“He didn’t say he didn’t love me, he meant that I was not that loveable, nice, easy-going – [how] I imagine myself to be,” he added.
The TV host stresses that it is important to listen to other points of view about their behaviour.
He continued: “I think it’s important for any parent, and vice versa, to have that opposite observation from those closest to him.
Michael Jr revealed: “I’ve always had the ability to separate the personal from the professional, whenever he crosses that line in the studio, he’s not my father, he’s Michael Parkinson, once he leaves the studio he becomes my father again.
“The problems occur when you blur those boundaries because you can never bring the personal in with the business because it’s not fair and it will destroy a relationship,” he added.
The son of the famed chat show host divulged that they have argued in the past, because they both have their own “very strong opinions” on what is right.
He continued: “Yeah we have clashed, we have clashed simply because we both have very strong views of what is right.”
Speaking on the time he worked as a producer on Parkinson, Michael Jr added: “We care about what we do, but we have never had a clash that… I mean from the outside, people have probably looked in and probably thought, ‘My God.’
“We go at it like a hammer and tongs because we want the same thing.
“There have been a couple of times we have had brutal and frank discussions, but always part as friends.”
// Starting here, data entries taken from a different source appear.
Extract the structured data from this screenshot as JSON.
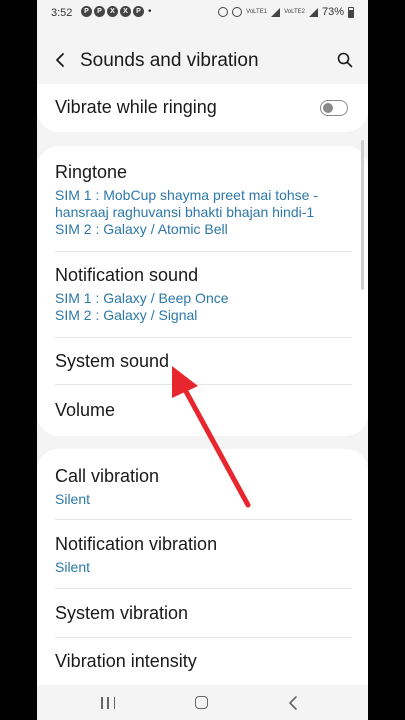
{
  "status_bar": {
    "time": "3:52",
    "app_icons": [
      "P",
      "P",
      "X",
      "X",
      "P"
    ],
    "battery": "73%",
    "sim1_label": "VoLTE1",
    "sim2_label": "VoLTE2"
  },
  "header": {
    "title": "Sounds and vibration",
    "back_icon": "chevron-left-icon",
    "search_icon": "search-icon"
  },
  "vibrate_while_ringing": {
    "label": "Vibrate while ringing",
    "enabled": false
  },
  "sounds": {
    "ringtone": {
      "label": "Ringtone",
      "sim1_line1": "SIM 1 : MobCup shayma preet mai tohse -",
      "sim1_line2": "hansraaj raghuvansi bhakti bhajan hindi-1",
      "sim2": "SIM 2 : Galaxy / Atomic Bell"
    },
    "notification_sound": {
      "label": "Notification sound",
      "sim1": "SIM 1 : Galaxy / Beep Once",
      "sim2": "SIM 2 : Galaxy / Signal"
    },
    "system_sound": {
      "label": "System sound"
    },
    "volume": {
      "label": "Volume"
    }
  },
  "vibrations": {
    "call_vibration": {
      "label": "Call vibration",
      "value": "Silent"
    },
    "notification_vibration": {
      "label": "Notification vibration",
      "value": "Silent"
    },
    "system_vibration": {
      "label": "System vibration"
    },
    "vibration_intensity": {
      "label": "Vibration intensity"
    }
  },
  "colors": {
    "accent_subtext": "#2c78a8",
    "annotation_arrow": "#e8262d",
    "background": "#f4f4f4",
    "card": "#ffffff"
  }
}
The Parkinson show began airing on TV screens back in 1971 on the BBC, before switching over to ITV in 2004 where it was shown till 2007.